Those logistics include weighing the impact of bringing players and team staff together to one location for an extended period, Bettman said.
“When we decide it’s time to play, we have to be able to get everybody back and be comfortable that not only are we not infecting the population of players but that were not bringing the coronavirus from other places into jurisdictions where the players and other personnel are going,” Bettman told Fox Business News this week.
NHL games may be played without fans
Manchester is not the only location the NHL has been looking at potentially holding games at. Grand Forks, North Dakota, home to the University of North Dakota’s rink, has reportedly been floated, too.
Ralph Engelstad Arena has hosted NCAA Hockey and World Junior tournaments and like SNHU Arena in Manchester, has hosted NHL preseason games.

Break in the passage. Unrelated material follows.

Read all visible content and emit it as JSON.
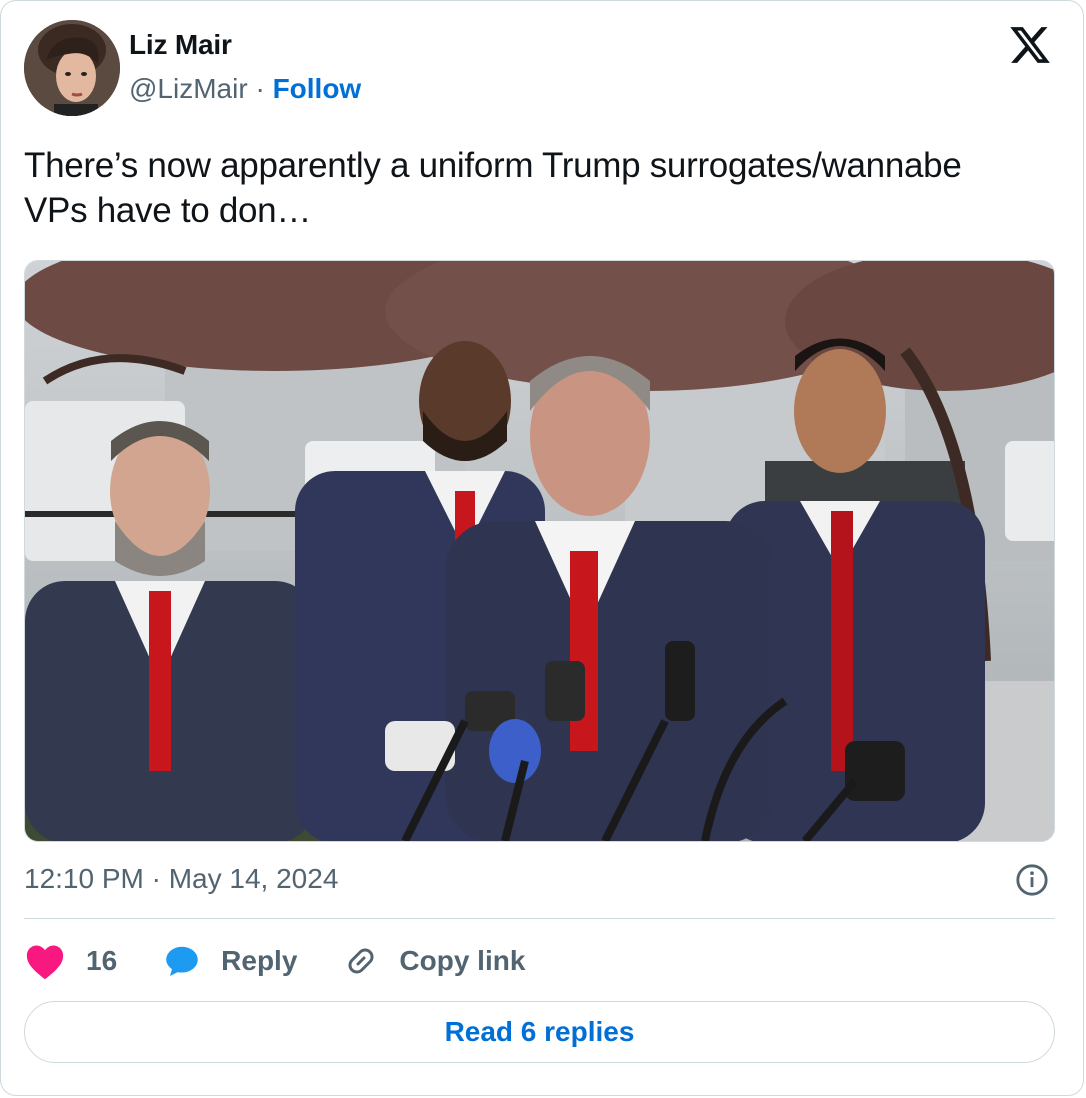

NHL regular season or playoff games have been played at either facility.
Should plans for such games go ahead, possibly by late as July or August, the league has said it would be open to playing the games without fans in order for the season to progress.
“It’s not our preferred result or outcome,” NHL Deputy Commissioner Bill Daly told NHL.com. “Our goal is to be as prepared as we possibly can be for any eventuality and to be able to react to the situation on very little notice to kind of set a course,” he said. “But at this point, it continues to be premature to set that course.”
Nate Chute is a producer for the USA Today Network. Follow him on Twitter at @nchute.